### Problem requirements:
Repeat the material below. Keep every line exactly as written.

### The input:
= Beginning of Section =

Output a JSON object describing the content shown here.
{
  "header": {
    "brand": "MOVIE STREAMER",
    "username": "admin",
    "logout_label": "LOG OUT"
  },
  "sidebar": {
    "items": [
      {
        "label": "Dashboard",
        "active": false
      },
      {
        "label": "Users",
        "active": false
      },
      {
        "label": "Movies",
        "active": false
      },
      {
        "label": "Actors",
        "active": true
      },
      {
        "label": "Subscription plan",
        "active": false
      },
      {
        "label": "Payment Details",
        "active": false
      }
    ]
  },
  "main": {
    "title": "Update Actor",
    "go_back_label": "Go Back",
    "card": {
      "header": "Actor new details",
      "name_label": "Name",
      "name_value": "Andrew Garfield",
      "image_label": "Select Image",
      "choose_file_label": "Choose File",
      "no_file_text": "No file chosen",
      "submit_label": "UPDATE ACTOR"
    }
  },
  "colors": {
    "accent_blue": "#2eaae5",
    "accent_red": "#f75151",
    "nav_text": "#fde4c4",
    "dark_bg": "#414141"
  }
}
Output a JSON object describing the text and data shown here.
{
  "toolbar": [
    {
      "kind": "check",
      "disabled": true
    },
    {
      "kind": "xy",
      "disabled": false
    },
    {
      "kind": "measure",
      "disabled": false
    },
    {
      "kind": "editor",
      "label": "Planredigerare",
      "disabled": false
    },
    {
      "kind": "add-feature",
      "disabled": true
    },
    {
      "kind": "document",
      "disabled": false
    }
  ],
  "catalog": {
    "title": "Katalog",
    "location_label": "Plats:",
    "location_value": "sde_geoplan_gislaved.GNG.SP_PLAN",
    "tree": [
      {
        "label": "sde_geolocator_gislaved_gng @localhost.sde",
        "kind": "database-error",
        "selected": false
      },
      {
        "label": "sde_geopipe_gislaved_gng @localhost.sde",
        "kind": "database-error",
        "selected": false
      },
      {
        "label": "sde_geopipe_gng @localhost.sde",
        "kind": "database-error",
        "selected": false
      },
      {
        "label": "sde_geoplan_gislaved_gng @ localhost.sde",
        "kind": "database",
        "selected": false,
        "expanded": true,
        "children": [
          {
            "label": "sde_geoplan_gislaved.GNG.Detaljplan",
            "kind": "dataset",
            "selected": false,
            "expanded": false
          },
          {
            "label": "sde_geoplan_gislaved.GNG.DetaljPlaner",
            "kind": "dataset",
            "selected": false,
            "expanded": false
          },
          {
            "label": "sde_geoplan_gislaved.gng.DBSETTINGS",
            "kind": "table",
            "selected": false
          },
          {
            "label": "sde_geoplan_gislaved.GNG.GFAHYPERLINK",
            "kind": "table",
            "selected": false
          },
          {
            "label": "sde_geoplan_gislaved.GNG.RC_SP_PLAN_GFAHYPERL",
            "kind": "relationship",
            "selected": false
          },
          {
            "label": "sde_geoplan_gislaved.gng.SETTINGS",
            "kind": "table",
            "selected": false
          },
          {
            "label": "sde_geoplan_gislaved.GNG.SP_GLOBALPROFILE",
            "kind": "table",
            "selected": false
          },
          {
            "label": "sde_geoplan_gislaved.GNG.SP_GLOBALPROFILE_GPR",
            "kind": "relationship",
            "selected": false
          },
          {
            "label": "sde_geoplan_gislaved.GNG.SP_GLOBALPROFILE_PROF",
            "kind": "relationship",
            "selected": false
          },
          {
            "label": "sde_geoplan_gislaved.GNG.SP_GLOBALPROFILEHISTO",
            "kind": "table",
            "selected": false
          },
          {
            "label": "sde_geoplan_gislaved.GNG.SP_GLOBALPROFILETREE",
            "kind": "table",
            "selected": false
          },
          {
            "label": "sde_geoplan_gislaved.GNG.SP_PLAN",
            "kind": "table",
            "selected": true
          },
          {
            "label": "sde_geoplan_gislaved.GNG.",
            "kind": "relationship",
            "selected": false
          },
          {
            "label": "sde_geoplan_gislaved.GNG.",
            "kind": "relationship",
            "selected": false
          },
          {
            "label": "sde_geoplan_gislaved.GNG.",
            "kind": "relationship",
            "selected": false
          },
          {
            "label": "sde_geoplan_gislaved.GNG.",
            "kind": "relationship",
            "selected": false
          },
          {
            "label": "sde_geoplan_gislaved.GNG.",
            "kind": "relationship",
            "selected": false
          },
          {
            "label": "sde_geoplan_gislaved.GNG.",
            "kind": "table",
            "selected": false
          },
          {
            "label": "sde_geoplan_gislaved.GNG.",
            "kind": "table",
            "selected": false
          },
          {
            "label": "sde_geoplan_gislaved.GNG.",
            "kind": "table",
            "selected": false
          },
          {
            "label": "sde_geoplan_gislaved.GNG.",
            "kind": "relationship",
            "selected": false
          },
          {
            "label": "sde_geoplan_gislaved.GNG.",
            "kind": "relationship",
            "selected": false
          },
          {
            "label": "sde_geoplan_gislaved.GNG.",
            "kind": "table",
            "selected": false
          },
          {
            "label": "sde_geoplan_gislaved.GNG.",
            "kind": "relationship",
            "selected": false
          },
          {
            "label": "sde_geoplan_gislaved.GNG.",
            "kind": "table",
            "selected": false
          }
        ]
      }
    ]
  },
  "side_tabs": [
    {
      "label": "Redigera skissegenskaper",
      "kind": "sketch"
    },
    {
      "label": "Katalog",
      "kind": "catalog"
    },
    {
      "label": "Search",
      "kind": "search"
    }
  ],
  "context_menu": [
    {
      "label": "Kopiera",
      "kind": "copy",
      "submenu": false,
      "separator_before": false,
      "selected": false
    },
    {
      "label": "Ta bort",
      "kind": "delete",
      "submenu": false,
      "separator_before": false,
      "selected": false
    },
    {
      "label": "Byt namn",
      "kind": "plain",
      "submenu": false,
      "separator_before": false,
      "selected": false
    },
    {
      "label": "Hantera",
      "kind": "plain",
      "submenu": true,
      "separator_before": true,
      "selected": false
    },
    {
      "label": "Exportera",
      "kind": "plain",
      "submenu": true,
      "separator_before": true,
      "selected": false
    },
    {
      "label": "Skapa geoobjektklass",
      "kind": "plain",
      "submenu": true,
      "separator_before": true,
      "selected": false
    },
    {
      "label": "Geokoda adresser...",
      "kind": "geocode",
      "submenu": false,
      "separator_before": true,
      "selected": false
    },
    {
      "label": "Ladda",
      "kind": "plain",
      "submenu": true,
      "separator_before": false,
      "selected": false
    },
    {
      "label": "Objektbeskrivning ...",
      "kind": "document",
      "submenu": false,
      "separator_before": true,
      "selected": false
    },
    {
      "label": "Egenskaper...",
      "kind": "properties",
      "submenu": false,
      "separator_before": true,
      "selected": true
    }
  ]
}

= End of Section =

### Answer area:
Output a JSON object describing the content shown here.
{
  "header": {
    "brand": "MOVIE STREAMER",
    "username": "admin",
    "logout_label": "LOG OUT"
  },
  "sidebar": {
    "items": [
      {
        "label": "Dashboard",
        "active": false
      },
      {
        "label": "Users",
        "active": false
      },
      {
        "label": "Movies",
        "active": false
      },
      {
        "label": "Actors",
        "active": true
      },
      {
        "label": "Subscription plan",
        "active": false
      },
      {
        "label": "Payment Details",
        "active": false
      }
    ]
  },
  "main": {
    "title": "Update Actor",
    "go_back_label": "Go Back",
    "card": {
      "header": "Actor new details",
      "name_label": "Name",
      "name_value": "Andrew Garfield",
      "image_label": "Select Image",
      "choose_file_label": "Choose File",
      "no_file_text": "No file chosen",
      "submit_label": "UPDATE ACTOR"
    }
  },
  "colors": {
    "accent_blue": "#2eaae5",
    "accent_red": "#f75151",
    "nav_text": "#fde4c4",
    "dark_bg": "#414141"
  }
}
Output a JSON object describing the text and data shown here.
{
  "toolbar": [
    {
      "kind": "check",
      "disabled": true
    },
    {
      "kind": "xy",
      "disabled": false
    },
    {
      "kind": "measure",
      "disabled": false
    },
    {
      "kind": "editor",
      "label": "Planredigerare",
      "disabled": false
    },
    {
      "kind": "add-feature",
      "disabled": true
    },
    {
      "kind": "document",
      "disabled": false
    }
  ],
  "catalog": {
    "title": "Katalog",
    "location_label": "Plats:",
    "location_value": "sde_geoplan_gislaved.GNG.SP_PLAN",
    "tree": [
      {
        "label": "sde_geolocator_gislaved_gng @localhost.sde",
        "kind": "database-error",
        "selected": false
      },
      {
        "label": "sde_geopipe_gislaved_gng @localhost.sde",
        "kind": "database-error",
        "selected": false
      },
      {
        "label": "sde_geopipe_gng @localhost.sde",
        "kind": "database-error",
        "selected": false
      },
      {
        "label": "sde_geoplan_gislaved_gng @ localhost.sde",
        "kind": "database",
        "selected": false,
        "expanded": true,
        "children": [
          {
            "label": "sde_geoplan_gislaved.GNG.Detaljplan",
            "kind": "dataset",
            "selected": false,
            "expanded": false
          },
          {
            "label": "sde_geoplan_gislaved.GNG.DetaljPlaner",
            "kind": "dataset",
            "selected": false,
            "expanded": false
          },
          {
            "label": "sde_geoplan_gislaved.gng.DBSETTINGS",
            "kind": "table",
            "selected": false
          },
          {
            "label": "sde_geoplan_gislaved.GNG.GFAHYPERLINK",
            "kind": "table",
            "selected": false
          },
          {
            "label": "sde_geoplan_gislaved.GNG.RC_SP_PLAN_GFAHYPERL",
            "kind": "relationship",
            "selected": false
          },
          {
            "label": "sde_geoplan_gislaved.gng.SETTINGS",
            "kind": "table",
            "selected": false
          },
          {
            "label": "sde_geoplan_gislaved.GNG.SP_GLOBALPROFILE",
            "kind": "table",
            "selected": false
          },
          {
            "label": "sde_geoplan_gislaved.GNG.SP_GLOBALPROFILE_GPR",
            "kind": "relationship",
            "selected": false
          },
          {
            "label": "sde_geoplan_gislaved.GNG.SP_GLOBALPROFILE_PROF",
            "kind": "relationship",
            "selected": false
          },
          {
            "label": "sde_geoplan_gislaved.GNG.SP_GLOBALPROFILEHISTO",
            "kind": "table",
            "selected": false
          },
          {
            "label": "sde_geoplan_gislaved.GNG.SP_GLOBALPROFILETREE",
            "kind": "table",
            "selected": false
          },
          {
            "label": "sde_geoplan_gislaved.GNG.SP_PLAN",
            "kind": "table",
            "selected": true
          },
          {
            "label": "sde_geoplan_gislaved.GNG.",
            "kind": "relationship",
            "selected": false
          },
          {
            "label": "sde_geoplan_gislaved.GNG.",
            "kind": "relationship",
            "selected": false
          },
          {
            "label": "sde_geoplan_gislaved.GNG.",
            "kind": "relationship",
            "selected": false
          },
          {
            "label": "sde_geoplan_gislaved.GNG.",
            "kind": "relationship",
            "selected": false
          },
          {
            "label": "sde_geoplan_gislaved.GNG.",
            "kind": "relationship",
            "selected": false
          },
          {
            "label": "sde_geoplan_gislaved.GNG.",
            "kind": "table",
            "selected": false
          },
          {
            "label": "sde_geoplan_gislaved.GNG.",
            "kind": "table",
            "selected": false
          },
          {
            "label": "sde_geoplan_gislaved.GNG.",
            "kind": "table",
            "selected": false
          },
          {
            "label": "sde_geoplan_gislaved.GNG.",
            "kind": "relationship",
            "selected": false
          },
          {
            "label": "sde_geoplan_gislaved.GNG.",
            "kind": "relationship",
            "selected": false
          },
          {
            "label": "sde_geoplan_gislaved.GNG.",
            "kind": "table",
            "selected": false
          },
          {
            "label": "sde_geoplan_gislaved.GNG.",
            "kind": "relationship",
            "selected": false
          },
          {
            "label": "sde_geoplan_gislaved.GNG.",
            "kind": "table",
            "selected": false
          }
        ]
      }
    ]
  },
  "side_tabs": [
    {
      "label": "Redigera skissegenskaper",
      "kind": "sketch"
    },
    {
      "label": "Katalog",
      "kind": "catalog"
    },
    {
      "label": "Search",
      "kind": "search"
    }
  ],
  "context_menu": [
    {
      "label": "Kopiera",
      "kind": "copy",
      "submenu": false,
      "separator_before": false,
      "selected": false
    },
    {
      "label": "Ta bort",
      "kind": "delete",
      "submenu": false,
      "separator_before": false,
      "selected": false
    },
    {
      "label": "Byt namn",
      "kind": "plain",
      "submenu": false,
      "separator_before": false,
      "selected": false
    },
    {
      "label": "Hantera",
      "kind": "plain",
      "submenu": true,
      "separator_before": true,
      "selected": false
    },
    {
      "label": "Exportera",
      "kind": "plain",
      "submenu": true,
      "separator_before": true,
      "selected": false
    },
    {
      "label": "Skapa geoobjektklass",
      "kind": "plain",
      "submenu": true,
      "separator_before": true,
      "selected": false
    },
    {
      "label": "Geokoda adresser...",
      "kind": "geocode",
      "submenu": false,
      "separator_before": true,
      "selected": false
    },
    {
      "label": "Ladda",
      "kind": "plain",
      "submenu": true,
      "separator_before": false,
      "selected": false
    },
    {
      "label": "Objektbeskrivning ...",
      "kind": "document",
      "submenu": false,
      "separator_before": true,
      "selected": false
    },
    {
      "label": "Egenskaper...",
      "kind": "properties",
      "submenu": false,
      "separator_before": true,
      "selected": true
    }
  ]
}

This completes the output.